Obesity is a serious policy problem, contributing an estimated $113.9b to medical expenditures in the US. Like many health outcomes, obesity is not distributed at random in the population but is concentrated amongst the less educated. Given this, many have suggested that if more people were to become highly educated, the obesity epidemic might be curtailed. However, this assumes that the association between education and obesity is a causal one, which is not necessarily the case. Moreover, previous research in lifecourse epidemiology suggests that education may occur too late in the lifecourse to have any effect on health trajectory. I perform three empirical studies to examine whether there is a plausibly causal relationship between education and body weight, and examine whether there is a point at which it is too late to alter body weight trajectories using education. All three studies use data from the National Longitudinal Survey of Youth 1979 (NLSY79), a complex random sample of the US civilian population aged 14-22 in 1978 and followed for more than three decades. In the first study, a cross-sectional regression finds a relationship between education and BMI. I use fixed effects models with individual slopes to test whether gaining a qualification leads to a change in BMI while controlling for individual heterogeneity, and find there is no effect. In study two, I consider the effects of education completed "on-time" with education completed "late." Fixed effects models show that women who earn bachelor's degrees on time benefit from lower BMI, but there is no benefit for late degrees or other qualifications and men do not similarly benefit. The third study stratifies the analysis by early-life circumstances and finds that in a cross-sectional analysis at age 45 only the most advantaged strata benefited from having earned a bachelor's degree. In fixed effects models, gaining a degree did not lead to a change in BMI for any group. Collectively, these findings ca st doubt on education's viability as a policy tool to address obesity, and suggest that at some point in the lifecourse it is too late to alter BMI trajectories by improving socio-economic status.
Bibliography Citation
Benson, Rebecca Irene. Targeting Education to Reduce Obesity: At What Life Stages Are Interventions Effective? Ph.D. Dissertation, Department of Public Affairs, University of Texas at Austin, 2015.
2. Mulligan, Karen Michelle
Essays in Health Economics
Ph.D. Dissertation, University of Texas at Austin, May 2012
Cohort(s): NLSY97
Publisher: University of Texas at Austin
Keyword(s): Abortion; Birth Rate; Contraception; Geocoded Data; Insurance, Health; Sexual Behavior; State-Level Data/Policy

Permission to reprint the abstract has not been received from the publisher.

This dissertation consists of three chapters on health economics, two of which focus on contraception and the third on vaccination. Chapter one examines the impact of state-level contraception insurance coverage mandates on women's fertility outcomes. It utilizes variation in mandated insurance coverage for contraception across states and over time to determine the causal impact of insurance coverage of contraception on fertility outcomes, specifically abortion rates and birth rates.

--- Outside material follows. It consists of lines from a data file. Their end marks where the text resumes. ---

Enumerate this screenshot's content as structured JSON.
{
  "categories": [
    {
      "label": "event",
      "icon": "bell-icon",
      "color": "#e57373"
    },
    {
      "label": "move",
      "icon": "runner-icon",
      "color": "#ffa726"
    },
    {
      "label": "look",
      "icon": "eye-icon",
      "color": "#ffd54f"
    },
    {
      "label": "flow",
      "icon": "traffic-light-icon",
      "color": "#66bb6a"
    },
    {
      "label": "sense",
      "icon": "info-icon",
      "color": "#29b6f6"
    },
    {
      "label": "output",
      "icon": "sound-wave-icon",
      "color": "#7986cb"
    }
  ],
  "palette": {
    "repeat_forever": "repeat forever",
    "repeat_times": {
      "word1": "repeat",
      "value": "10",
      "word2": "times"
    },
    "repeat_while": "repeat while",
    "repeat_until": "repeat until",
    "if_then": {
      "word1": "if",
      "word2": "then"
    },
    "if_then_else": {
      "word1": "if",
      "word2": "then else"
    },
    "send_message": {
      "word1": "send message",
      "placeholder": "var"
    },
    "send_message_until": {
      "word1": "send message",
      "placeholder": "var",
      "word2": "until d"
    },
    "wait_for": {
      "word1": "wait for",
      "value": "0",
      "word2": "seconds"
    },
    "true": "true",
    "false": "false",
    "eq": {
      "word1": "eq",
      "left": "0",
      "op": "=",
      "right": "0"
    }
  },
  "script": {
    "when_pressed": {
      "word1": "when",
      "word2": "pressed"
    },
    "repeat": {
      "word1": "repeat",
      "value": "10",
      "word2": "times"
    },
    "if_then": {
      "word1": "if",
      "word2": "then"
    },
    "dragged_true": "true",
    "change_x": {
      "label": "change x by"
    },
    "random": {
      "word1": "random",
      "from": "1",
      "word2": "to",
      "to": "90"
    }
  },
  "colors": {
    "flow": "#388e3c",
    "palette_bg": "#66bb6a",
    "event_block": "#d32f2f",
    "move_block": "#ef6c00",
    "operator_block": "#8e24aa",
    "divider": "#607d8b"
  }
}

State level results indicate that a mandate decreases abortion rates by 6% in the year of introduction and decreases birth rates by 3% two years following introduction, with the magnitude of both effects remaining steady over the long run.

Chapter three utilizes variations in access to emergency contraception (EC) across states to determine the impact of over the counter access on abortion rates, birth rates, and risky sexual behavior. Using state-level data, a flexible time specification finds that giving individuals over the counter access to EC reduces births and increases risky behavior, which is captured by STD rates. These effects are larger for adults compared with teenagers, however, there are not significant differential effects by race. Finally, the effects are increasing over time following the legislation.

Bibliography Citation
Mulligan, Karen Michelle. Essays in Health Economics. Ph.D. Dissertation, University of Texas at Austin, May 2012.